(ASSIGNMENT) Wherever the string "structured" occurs in a line of these records, report that line.

(DATA RECORDS)
####################
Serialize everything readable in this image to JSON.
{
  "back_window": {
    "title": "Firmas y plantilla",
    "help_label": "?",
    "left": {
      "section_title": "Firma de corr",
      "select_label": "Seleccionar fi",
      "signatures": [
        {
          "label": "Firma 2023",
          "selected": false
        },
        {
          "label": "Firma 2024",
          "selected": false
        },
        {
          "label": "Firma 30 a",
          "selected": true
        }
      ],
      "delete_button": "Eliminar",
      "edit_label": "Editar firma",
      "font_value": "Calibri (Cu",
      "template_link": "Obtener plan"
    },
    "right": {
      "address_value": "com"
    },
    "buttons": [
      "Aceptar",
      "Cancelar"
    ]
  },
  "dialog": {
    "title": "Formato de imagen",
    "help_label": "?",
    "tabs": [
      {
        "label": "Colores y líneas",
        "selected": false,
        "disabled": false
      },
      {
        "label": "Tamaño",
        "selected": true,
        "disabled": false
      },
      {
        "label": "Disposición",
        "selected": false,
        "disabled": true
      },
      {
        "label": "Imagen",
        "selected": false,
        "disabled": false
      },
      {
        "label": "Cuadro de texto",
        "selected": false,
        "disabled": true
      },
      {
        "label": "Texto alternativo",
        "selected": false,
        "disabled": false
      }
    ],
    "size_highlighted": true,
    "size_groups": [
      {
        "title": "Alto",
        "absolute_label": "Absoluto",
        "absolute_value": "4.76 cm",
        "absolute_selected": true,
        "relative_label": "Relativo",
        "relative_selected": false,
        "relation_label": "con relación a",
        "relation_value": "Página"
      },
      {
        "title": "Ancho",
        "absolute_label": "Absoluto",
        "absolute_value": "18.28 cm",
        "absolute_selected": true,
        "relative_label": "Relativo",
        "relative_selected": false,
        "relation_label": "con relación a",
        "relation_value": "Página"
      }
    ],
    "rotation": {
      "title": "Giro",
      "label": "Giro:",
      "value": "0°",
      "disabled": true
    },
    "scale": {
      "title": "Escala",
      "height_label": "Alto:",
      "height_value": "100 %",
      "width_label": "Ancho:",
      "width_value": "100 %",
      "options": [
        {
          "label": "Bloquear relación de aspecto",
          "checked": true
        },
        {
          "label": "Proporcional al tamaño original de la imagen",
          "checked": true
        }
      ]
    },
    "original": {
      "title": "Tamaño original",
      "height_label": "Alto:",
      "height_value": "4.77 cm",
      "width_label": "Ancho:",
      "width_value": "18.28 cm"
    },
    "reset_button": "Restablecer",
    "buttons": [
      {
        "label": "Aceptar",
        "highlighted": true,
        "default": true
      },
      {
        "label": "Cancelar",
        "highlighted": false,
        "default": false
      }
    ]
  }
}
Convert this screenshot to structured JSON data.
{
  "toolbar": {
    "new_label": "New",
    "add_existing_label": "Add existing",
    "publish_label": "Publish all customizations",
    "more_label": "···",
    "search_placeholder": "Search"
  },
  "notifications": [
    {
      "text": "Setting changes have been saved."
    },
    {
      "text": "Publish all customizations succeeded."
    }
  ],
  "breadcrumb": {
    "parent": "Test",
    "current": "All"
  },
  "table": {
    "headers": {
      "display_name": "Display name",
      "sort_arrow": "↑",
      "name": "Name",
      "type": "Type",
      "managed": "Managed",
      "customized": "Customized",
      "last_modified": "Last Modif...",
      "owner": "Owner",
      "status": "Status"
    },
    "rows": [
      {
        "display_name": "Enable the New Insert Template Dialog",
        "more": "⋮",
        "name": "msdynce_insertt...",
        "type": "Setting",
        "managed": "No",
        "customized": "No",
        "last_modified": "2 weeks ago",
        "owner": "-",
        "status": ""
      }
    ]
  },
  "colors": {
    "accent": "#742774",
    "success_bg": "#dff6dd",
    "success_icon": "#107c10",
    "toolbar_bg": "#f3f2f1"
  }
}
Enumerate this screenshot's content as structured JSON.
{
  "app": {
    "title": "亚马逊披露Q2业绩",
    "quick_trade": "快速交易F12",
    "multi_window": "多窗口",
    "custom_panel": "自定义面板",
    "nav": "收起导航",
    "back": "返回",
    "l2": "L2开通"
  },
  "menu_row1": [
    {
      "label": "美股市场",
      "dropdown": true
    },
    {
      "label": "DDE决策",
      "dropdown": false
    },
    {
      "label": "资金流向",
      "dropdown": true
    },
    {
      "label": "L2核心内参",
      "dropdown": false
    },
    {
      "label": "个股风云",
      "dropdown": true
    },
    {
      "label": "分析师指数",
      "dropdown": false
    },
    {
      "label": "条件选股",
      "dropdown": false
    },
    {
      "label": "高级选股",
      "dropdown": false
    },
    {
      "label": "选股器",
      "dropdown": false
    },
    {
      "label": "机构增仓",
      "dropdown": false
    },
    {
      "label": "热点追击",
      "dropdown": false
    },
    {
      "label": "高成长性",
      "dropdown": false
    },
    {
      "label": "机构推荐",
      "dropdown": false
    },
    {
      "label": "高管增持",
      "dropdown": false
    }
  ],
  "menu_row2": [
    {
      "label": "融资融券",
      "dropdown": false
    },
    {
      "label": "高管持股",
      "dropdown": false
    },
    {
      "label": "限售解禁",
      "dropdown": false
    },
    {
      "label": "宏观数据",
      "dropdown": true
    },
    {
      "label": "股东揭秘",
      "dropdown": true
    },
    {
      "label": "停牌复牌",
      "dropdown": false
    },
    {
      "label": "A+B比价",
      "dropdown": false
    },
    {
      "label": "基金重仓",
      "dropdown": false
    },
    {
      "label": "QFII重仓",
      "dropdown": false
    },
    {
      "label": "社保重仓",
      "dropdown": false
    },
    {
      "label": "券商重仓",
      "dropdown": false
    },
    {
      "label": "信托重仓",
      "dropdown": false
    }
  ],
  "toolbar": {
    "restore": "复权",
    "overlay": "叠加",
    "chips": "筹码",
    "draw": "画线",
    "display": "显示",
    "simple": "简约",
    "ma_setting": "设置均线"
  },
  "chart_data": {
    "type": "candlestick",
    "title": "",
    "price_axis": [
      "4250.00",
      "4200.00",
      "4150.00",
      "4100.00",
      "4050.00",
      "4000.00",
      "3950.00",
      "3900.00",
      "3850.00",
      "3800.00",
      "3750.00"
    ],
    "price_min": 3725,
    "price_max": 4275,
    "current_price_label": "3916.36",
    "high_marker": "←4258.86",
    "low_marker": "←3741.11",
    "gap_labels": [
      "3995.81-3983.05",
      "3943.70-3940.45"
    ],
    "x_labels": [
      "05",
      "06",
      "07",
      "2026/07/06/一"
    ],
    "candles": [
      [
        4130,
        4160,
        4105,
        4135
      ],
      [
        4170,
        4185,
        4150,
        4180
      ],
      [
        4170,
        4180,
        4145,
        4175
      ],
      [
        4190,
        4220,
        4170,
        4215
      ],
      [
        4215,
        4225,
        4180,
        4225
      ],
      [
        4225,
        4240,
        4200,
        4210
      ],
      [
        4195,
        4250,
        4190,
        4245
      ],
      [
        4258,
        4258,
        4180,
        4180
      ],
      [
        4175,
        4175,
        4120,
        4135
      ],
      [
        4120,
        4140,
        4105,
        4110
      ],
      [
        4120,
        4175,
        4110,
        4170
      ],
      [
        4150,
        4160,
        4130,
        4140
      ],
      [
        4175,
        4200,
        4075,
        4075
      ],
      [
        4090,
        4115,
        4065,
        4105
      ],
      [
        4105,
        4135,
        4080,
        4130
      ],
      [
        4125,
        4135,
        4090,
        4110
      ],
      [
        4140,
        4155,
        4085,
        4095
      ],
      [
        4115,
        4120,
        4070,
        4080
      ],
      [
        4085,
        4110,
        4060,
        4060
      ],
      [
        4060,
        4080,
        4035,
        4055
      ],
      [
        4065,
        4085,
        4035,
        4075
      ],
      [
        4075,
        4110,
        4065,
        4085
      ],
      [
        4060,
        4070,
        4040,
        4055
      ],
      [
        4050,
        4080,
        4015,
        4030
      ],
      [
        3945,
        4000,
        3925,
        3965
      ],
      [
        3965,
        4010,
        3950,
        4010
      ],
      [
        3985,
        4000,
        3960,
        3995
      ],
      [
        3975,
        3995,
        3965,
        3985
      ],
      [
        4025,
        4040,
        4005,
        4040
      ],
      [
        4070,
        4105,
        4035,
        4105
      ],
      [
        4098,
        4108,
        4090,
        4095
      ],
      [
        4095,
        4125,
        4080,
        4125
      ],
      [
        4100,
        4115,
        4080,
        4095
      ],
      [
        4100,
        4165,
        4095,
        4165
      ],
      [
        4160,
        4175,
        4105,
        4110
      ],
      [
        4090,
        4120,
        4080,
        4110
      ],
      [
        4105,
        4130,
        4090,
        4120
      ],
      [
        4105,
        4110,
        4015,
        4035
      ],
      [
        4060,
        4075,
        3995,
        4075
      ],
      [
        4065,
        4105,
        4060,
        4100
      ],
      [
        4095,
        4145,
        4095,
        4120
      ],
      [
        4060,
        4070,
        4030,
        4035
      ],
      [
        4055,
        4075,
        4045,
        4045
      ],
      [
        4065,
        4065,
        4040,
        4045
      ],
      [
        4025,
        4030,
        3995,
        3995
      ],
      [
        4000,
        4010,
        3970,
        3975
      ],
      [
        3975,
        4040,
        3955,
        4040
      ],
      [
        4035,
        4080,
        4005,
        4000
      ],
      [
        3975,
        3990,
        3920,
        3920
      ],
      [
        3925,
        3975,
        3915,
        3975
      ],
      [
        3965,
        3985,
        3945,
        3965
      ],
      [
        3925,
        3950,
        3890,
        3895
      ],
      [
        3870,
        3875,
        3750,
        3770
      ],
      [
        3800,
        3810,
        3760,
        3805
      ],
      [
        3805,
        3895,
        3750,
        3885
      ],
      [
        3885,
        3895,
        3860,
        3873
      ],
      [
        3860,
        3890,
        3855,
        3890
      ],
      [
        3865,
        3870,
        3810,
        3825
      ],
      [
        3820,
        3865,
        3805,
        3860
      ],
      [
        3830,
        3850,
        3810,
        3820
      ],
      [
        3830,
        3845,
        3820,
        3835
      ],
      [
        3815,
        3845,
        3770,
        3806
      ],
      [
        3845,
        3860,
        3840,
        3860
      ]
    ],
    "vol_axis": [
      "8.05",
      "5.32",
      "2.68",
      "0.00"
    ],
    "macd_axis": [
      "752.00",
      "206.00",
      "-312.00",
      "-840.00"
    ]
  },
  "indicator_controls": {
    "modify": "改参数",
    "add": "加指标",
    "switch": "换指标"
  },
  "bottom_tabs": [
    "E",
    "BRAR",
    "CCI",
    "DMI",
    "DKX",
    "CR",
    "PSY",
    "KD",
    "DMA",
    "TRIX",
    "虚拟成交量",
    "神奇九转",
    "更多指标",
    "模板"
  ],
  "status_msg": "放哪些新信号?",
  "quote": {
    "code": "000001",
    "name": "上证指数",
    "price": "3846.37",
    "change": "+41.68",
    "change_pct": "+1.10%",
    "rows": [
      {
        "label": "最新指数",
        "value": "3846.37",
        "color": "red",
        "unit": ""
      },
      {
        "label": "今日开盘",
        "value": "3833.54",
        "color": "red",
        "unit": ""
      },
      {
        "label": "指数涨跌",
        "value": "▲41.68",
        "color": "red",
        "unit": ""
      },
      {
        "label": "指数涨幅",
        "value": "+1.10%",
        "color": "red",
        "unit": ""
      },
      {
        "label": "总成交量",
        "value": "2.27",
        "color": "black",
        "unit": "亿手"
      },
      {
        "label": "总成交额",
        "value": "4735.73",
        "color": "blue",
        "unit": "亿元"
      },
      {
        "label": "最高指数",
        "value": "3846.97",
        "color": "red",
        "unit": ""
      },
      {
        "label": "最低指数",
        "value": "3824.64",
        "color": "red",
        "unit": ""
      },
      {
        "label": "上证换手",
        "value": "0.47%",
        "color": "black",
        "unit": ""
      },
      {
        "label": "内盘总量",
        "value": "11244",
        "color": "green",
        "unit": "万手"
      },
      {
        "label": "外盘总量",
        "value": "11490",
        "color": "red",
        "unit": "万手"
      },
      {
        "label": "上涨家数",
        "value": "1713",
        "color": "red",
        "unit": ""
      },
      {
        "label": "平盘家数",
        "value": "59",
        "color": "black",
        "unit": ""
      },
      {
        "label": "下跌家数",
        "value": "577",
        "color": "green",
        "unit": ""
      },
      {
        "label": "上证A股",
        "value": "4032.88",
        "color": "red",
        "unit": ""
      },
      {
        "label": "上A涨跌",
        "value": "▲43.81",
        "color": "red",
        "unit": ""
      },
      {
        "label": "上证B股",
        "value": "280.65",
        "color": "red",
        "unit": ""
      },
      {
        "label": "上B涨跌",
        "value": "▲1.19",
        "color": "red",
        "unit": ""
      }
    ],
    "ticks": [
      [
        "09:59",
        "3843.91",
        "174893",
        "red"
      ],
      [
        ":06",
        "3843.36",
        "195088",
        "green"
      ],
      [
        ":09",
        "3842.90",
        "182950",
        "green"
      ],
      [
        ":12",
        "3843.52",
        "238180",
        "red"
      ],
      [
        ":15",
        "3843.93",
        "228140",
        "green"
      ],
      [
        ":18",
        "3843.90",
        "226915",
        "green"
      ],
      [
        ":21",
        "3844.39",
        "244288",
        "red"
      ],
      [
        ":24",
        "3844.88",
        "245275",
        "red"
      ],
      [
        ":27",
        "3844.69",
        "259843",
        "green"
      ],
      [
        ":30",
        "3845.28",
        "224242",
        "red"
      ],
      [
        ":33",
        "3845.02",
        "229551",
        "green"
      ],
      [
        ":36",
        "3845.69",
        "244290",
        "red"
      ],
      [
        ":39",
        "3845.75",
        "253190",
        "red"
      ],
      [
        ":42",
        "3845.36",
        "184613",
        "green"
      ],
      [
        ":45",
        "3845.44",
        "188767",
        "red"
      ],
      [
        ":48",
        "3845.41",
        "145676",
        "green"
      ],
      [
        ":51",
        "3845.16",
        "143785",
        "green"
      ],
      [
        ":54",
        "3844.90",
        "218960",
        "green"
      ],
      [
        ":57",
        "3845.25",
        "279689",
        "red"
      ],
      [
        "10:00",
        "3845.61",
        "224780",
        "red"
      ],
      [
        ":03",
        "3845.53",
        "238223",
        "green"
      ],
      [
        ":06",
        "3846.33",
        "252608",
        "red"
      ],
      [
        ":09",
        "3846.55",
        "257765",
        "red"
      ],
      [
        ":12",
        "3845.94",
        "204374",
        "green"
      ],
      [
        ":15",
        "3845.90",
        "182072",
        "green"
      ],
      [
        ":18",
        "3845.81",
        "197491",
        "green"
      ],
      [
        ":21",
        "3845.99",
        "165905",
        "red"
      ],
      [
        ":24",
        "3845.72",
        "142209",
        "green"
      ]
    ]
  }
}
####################
(ANSWER FOR THE TASK)
Convert this screenshot to structured JSON data.
Enumerate this screenshot's content as structured JSON.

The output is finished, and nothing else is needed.